--- WHAT THIS TASK INVOLVES ---
Nothing should differ between your answer and the records below.
*** SOURCE MATERIAL Section Begins ***
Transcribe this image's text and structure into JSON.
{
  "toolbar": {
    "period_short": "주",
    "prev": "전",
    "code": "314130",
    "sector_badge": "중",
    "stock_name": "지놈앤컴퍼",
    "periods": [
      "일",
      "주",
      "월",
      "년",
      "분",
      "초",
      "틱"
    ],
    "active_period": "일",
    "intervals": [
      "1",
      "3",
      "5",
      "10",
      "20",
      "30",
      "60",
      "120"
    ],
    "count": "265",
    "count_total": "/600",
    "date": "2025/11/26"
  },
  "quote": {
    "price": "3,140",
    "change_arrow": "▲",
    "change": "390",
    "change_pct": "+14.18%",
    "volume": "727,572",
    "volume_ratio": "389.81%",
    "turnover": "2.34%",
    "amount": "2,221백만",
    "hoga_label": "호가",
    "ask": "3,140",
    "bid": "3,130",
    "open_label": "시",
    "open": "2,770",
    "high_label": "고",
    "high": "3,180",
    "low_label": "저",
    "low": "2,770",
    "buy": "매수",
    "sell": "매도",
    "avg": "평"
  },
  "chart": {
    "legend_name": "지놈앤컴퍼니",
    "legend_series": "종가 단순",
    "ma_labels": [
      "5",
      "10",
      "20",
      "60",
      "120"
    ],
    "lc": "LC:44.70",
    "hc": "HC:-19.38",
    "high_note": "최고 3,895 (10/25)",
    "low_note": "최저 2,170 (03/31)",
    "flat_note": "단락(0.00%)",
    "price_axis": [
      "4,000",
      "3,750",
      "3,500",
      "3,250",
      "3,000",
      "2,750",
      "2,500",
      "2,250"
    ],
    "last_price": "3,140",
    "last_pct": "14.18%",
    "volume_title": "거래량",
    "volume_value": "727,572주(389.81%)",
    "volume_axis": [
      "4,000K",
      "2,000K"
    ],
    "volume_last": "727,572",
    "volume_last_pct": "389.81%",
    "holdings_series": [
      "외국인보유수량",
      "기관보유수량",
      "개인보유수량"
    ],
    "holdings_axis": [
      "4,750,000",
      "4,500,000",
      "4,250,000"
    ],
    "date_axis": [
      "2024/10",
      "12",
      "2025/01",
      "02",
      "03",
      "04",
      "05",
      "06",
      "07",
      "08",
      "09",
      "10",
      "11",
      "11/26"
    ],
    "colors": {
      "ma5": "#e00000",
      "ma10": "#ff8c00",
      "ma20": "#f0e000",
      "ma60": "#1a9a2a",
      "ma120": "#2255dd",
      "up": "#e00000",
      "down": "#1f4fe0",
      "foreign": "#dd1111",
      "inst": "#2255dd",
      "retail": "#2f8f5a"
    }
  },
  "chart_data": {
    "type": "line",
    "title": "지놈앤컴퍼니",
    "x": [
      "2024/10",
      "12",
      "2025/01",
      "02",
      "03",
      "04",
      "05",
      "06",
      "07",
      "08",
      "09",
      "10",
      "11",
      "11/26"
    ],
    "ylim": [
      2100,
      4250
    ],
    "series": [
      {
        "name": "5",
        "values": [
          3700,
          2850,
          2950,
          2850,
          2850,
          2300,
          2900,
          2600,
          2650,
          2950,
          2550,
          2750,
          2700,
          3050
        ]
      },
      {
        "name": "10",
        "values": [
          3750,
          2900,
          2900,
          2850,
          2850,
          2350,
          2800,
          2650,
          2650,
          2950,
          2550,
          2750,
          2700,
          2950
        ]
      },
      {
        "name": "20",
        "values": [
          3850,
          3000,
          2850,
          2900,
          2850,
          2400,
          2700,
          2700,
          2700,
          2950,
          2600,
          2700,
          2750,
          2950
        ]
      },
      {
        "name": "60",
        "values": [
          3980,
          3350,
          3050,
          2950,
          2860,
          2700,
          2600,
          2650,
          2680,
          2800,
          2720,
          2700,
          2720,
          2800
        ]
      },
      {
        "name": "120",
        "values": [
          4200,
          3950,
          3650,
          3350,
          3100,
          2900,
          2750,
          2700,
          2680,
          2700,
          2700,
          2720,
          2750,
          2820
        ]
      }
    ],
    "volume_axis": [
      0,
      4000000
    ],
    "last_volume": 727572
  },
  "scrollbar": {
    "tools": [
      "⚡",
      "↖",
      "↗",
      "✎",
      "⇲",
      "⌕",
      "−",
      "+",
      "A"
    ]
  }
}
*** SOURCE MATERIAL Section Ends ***
--- ANSWER AREA ---
Transcribe this image's text and structure into JSON.
{
  "toolbar": {
    "period_short": "주",
    "prev": "전",
    "code": "314130",
    "sector_badge": "중",
    "stock_name": "지놈앤컴퍼",
    "periods": [
      "일",
      "주",
      "월",
      "년",
      "분",
      "초",
      "틱"
    ],
    "active_period": "일",
    "intervals": [
      "1",
      "3",
      "5",
      "10",
      "20",
      "30",
      "60",
      "120"
    ],
    "count": "265",
    "count_total": "/600",
    "date": "2025/11/26"
  },
  "quote": {
    "price": "3,140",
    "change_arrow": "▲",
    "change": "390",
    "change_pct": "+14.18%",
    "volume": "727,572",
    "volume_ratio": "389.81%",
    "turnover": "2.34%",
    "amount": "2,221백만",
    "hoga_label": "호가",
    "ask": "3,140",
    "bid": "3,130",
    "open_label": "시",
    "open": "2,770",
    "high_label": "고",
    "high": "3,180",
    "low_label": "저",
    "low": "2,770",
    "buy": "매수",
    "sell": "매도",
    "avg": "평"
  },
  "chart": {
    "legend_name": "지놈앤컴퍼니",
    "legend_series": "종가 단순",
    "ma_labels": [
      "5",
      "10",
      "20",
      "60",
      "120"
    ],
    "lc": "LC:44.70",
    "hc": "HC:-19.38",
    "high_note": "최고 3,895 (10/25)",
    "low_note": "최저 2,170 (03/31)",
    "flat_note": "단락(0.00%)",
    "price_axis": [
      "4,000",
      "3,750",
      "3,500",
      "3,250",
      "3,000",
      "2,750",
      "2,500",
      "2,250"
    ],
    "last_price": "3,140",
    "last_pct": "14.18%",
    "volume_title": "거래량",
    "volume_value": "727,572주(389.81%)",
    "volume_axis": [
      "4,000K",
      "2,000K"
    ],
    "volume_last": "727,572",
    "volume_last_pct": "389.81%",
    "holdings_series": [
      "외국인보유수량",
      "기관보유수량",
      "개인보유수량"
    ],
    "holdings_axis": [
      "4,750,000",
      "4,500,000",
      "4,250,000"
    ],
    "date_axis": [
      "2024/10",
      "12",
      "2025/01",
      "02",
      "03",
      "04",
      "05",
      "06",
      "07",
      "08",
      "09",
      "10",
      "11",
      "11/26"
    ],
    "colors": {
      "ma5": "#e00000",
      "ma10": "#ff8c00",
      "ma20": "#f0e000",
      "ma60": "#1a9a2a",
      "ma120": "#2255dd",
      "up": "#e00000",
      "down": "#1f4fe0",
      "foreign": "#dd1111",
      "inst": "#2255dd",
      "retail": "#2f8f5a"
    }
  },
  "chart_data": {
    "type": "line",
    "title": "지놈앤컴퍼니",
    "x": [
      "2024/10",
      "12",
      "2025/01",
      "02",
      "03",
      "04",
      "05",
      "06",
      "07",
      "08",
      "09",
      "10",
      "11",
      "11/26"
    ],
    "ylim": [
      2100,
      4250
    ],
    "series": [
      {
        "name": "5",
        "values": [
          3700,
          2850,
          2950,
          2850,
          2850,
          2300,
          2900,
          2600,
          2650,
          2950,
          2550,
          2750,
          2700,
          3050
        ]
      },
      {
        "name": "10",
        "values": [
          3750,
          2900,
          2900,
          2850,
          2850,
          2350,
          2800,
          2650,
          2650,
          2950,
          2550,
          2750,
          2700,
          2950
        ]
      },
      {
        "name": "20",
        "values": [
          3850,
          3000,
          2850,
          2900,
          2850,
          2400,
          2700,
          2700,
          2700,
          2950,
          2600,
          2700,
          2750,
          2950
        ]
      },
      {
        "name": "60",
        "values": [
          3980,
          3350,
          3050,
          2950,
          2860,
          2700,
          2600,
          2650,
          2680,
          2800,
          2720,
          2700,
          2720,
          2800
        ]
      },
      {
        "name": "120",
        "values": [
          4200,
          3950,
          3650,
          3350,
          3100,
          2900,
          2750,
          2700,
          2680,
          2700,
          2700,
          2720,
          2750,
          2820
        ]
      }
    ],
    "volume_axis": [
      0,
      4000000
    ],
    "last_volume": 727572
  },
  "scrollbar": {
    "tools": [
      "⚡",
      "↖",
      "↗",
      "✎",
      "⇲",
      "⌕",
      "−",
      "+",
      "A"
    ]
  }
}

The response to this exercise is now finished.